Above: “It seemed like a nice gesture to have a spot where people could come and not feel like they had to shop to be here,” says Carly Dennet, Flowerland’s owner.
Above: It had been Carly’s dream to have an Airstream at the nursery, and fulfilling that dream came naturally. After both the nursery and Local 123 were mentioned as two of fashion designer Erika Tanov’s favorite places in a newspaper article, the owners of the two businesses subsequently met. “I told the owner, Frieda, that I’d love to have an Airstream trailer, and she said, ‘I actually happen to have a friend who has an Airstream he needs to get rid of.’”
Above: Getting the Airstream up and running was a three-month project. Now, even in the slow, winter months, Flowerland stays vibrant.
“I just really love the activity,” says Dennet. “I love it on the weekends. Families come, and there’s kids, and there’s doughnuts, and people having coffee. Of course the nursery benefits from that too. I think when you’re sitting there, you can really see the plants, instead of just walking through.”
Above: And 8-year-old Tommy, Dennet’s border collie mix, is a constant, gentle presence. When he isn’t napping, “he loves to sit by the front of the nursery, watching what’s going on. Or go through the trash bin, looking for pastries.“
Above: Instead of neatly arranged rows of trees and shrubs, the nursery has nooks and crannies, which makes for good wandering, and good daydreaming, coffee in hand. “It’s rustic. Nothing is ever perfect, or done,” says Dennet.
Above: Scattered among the native grasses, succulents, and drought tolerant plants from South Africa and Australia are found objects, including this old, scaffolding ladder and iron bed, both flea market finds. Now, the bed is laced with mosses; later, Dennet hopes to plant it with wildflowers.
Above: Carly admits to being a plant nut; before she opened the shop, she would spend whole days in nurseries, coming home at night to read plant books.
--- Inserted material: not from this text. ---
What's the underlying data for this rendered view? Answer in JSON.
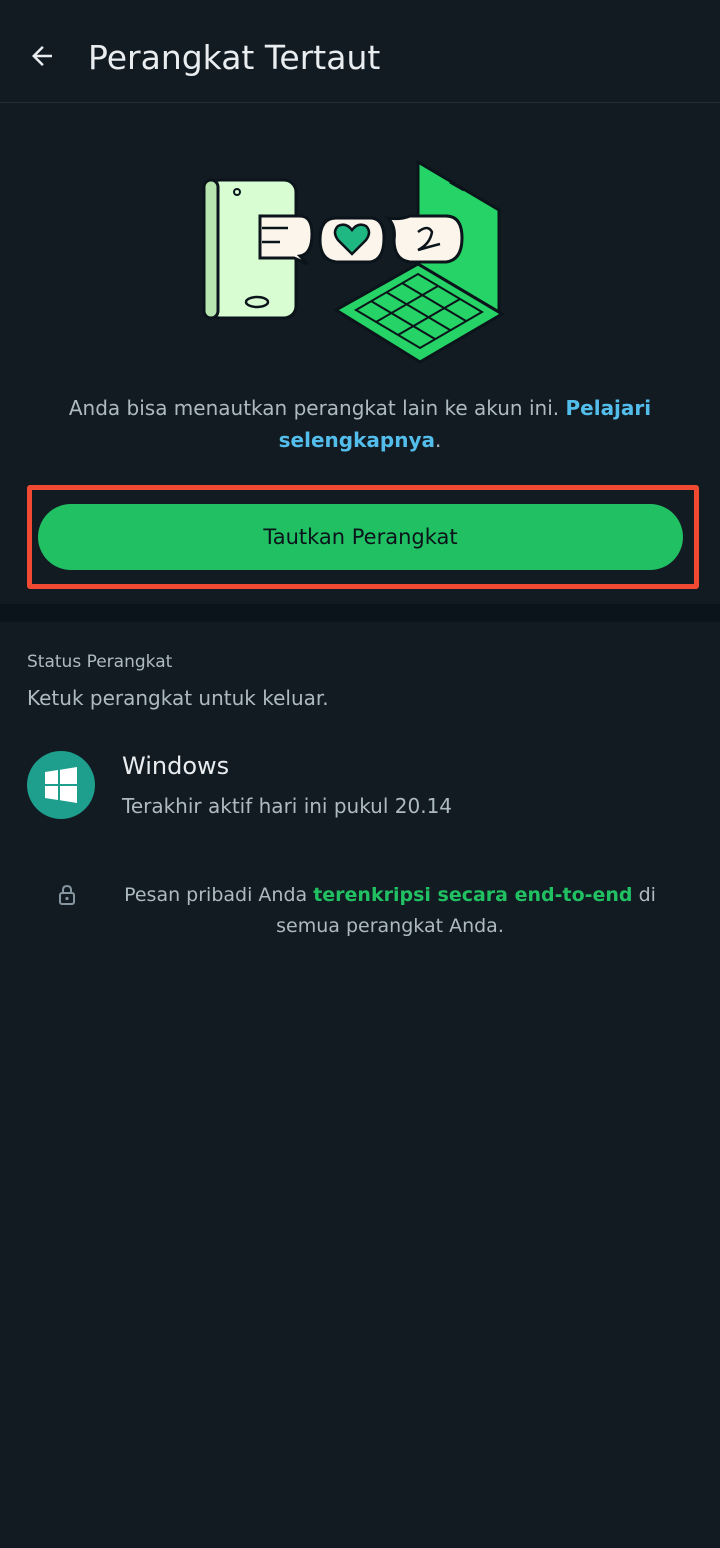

Hellebore are a favorite, with their subtle color.
Above: “We really love textural plants,” says Dennet. “I do love flowers, but I personally would be happy with a garden full of texture, and very few flowers. I think that happens a lot to plant people. You start to fall in love with the texture, the leaf, the subtle color combinations. Flowers are just icing on the cake.”
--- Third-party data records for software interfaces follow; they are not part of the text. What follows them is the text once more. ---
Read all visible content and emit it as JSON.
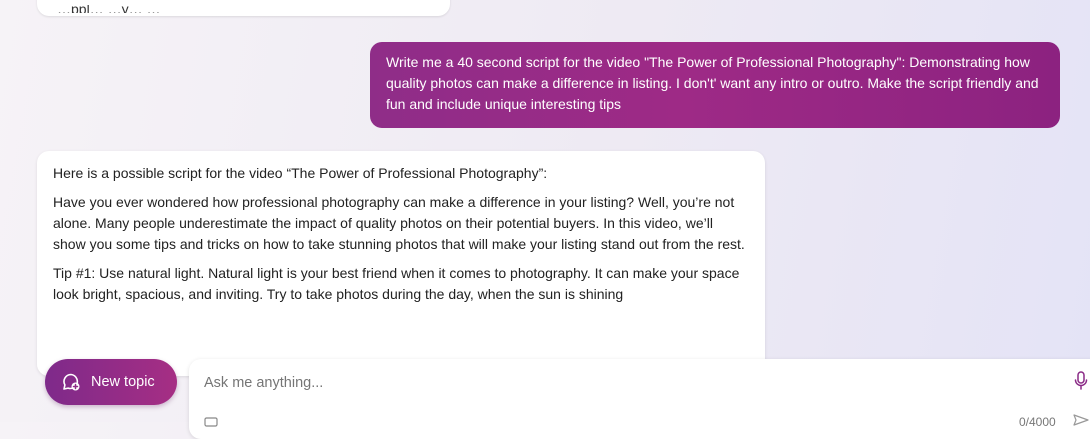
{
  "previous_message": {
    "visible_text": "…ppl…                         …y…                 …"
  },
  "user_message": {
    "text": "Write me a 40 second script for  the video \"The Power of Professional Photography\": Demonstrating how quality photos can make a difference in listing. I don't' want any intro or outro. Make the script friendly and fun and include  unique interesting tips"
  },
  "bot_message": {
    "paragraphs": [
      "Here is a possible script for the video “The Power of Professional Photography”:",
      "Have you ever wondered how professional photography can make a difference in your listing? Well, you’re not alone. Many people underestimate the impact of quality photos on their potential buyers. In this video, we’ll show you some tips and tricks on how to take stunning photos that will make your listing stand out from the rest.",
      "Tip #1: Use natural light. Natural light is your best friend when it comes to photography. It can make your space look bright, spacious, and inviting. Try to take photos during the day, when the sun is shining"
    ]
  },
  "new_topic_button": {
    "label": "New topic",
    "icon": "chat-plus-icon"
  },
  "composer": {
    "placeholder": "Ask me anything...",
    "char_counter": "0/4000",
    "icons": [
      "microphone-icon",
      "image-icon",
      "send-icon"
    ]
  },
  "colors": {
    "accent_gradient_start": "#8f2d88",
    "accent_gradient_end": "#a62e84",
    "bubble_bg": "#ffffff"
  }
}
Above: Flowerland’s gift shop has a forest-floor theme, inspired by Carly’s childhood growing up in woodsy Mendocino County. Branches rise to the skylight, mimicking trees, and tree stumps prop up books and jewelry. Marmalades, olive oils, and artwork are on display on the country store-style shelving, a legacy from the building’s original owners. The green paint has been stripped, leaving behind a coppery green stain on the redwood.
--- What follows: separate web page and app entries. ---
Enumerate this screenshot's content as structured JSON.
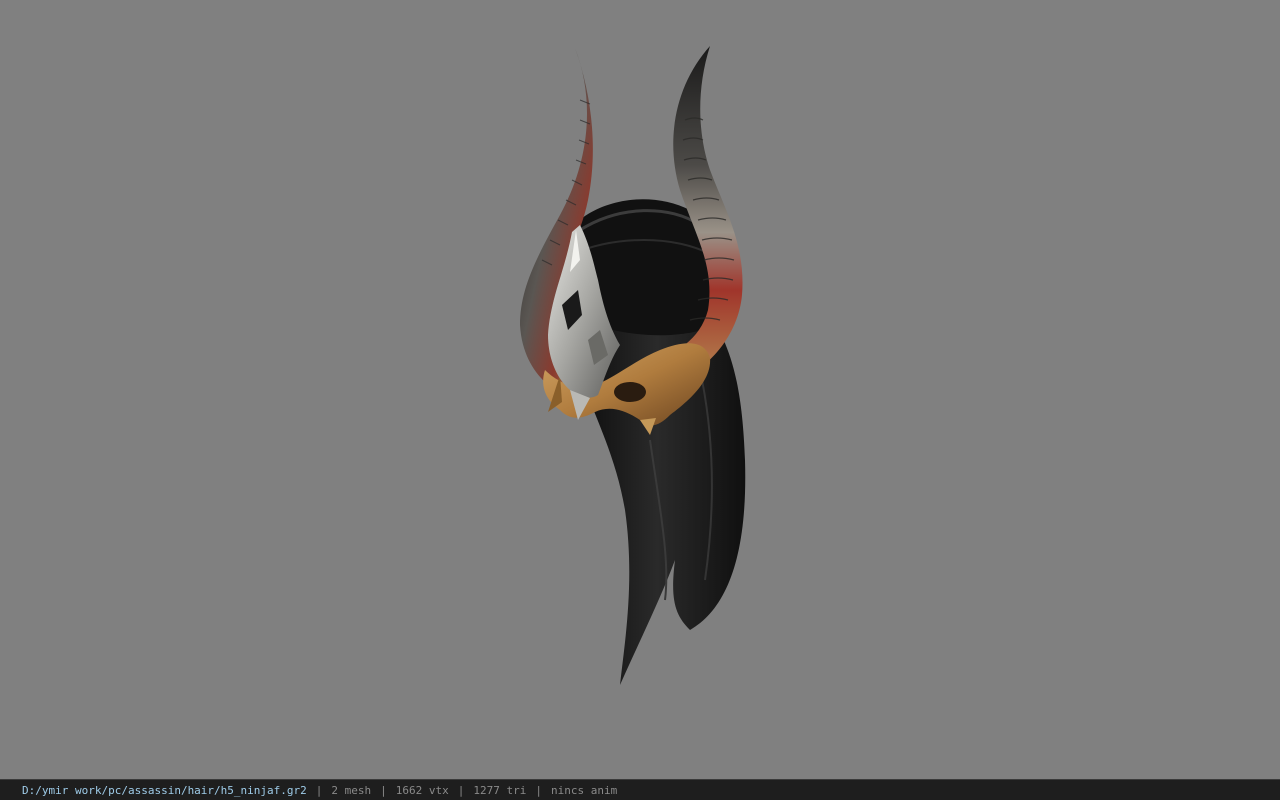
{
  "viewport": {
    "background_color": "#808080",
    "model_name": "horned helmet with long black hair"
  },
  "status_bar": {
    "file_path": "D:/ymir work/pc/assassin/hair/h5_ninjaf.gr2",
    "separator": "|",
    "mesh_count": "2 mesh",
    "vertex_count": "1662 vtx",
    "triangle_count": "1277 tri",
    "anim_status": "nincs anim",
    "path_color": "#9ecbe8",
    "text_color": "#8a8a8a"
  }
}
Above: “Things happen organically here,” says Dennet. “We try to have around inspiring materials, so that the staff feel like taking part, and being creative. And a lot of interesting things happen that way.”
Flowerland is open 7 days a week: 9:00 am - 5:30 pm, Monday - Saturday and 10:00 am - 5:00 pm on Sunday.
Here's a map of the Flowerland location:
Taking a tour of the East Bay? Stop in also at Oakland's Coolest Garden Shop.
Lusting for an airstream trailer to call your own? See Wanderlust: 10 Airstream Trailers for Small Living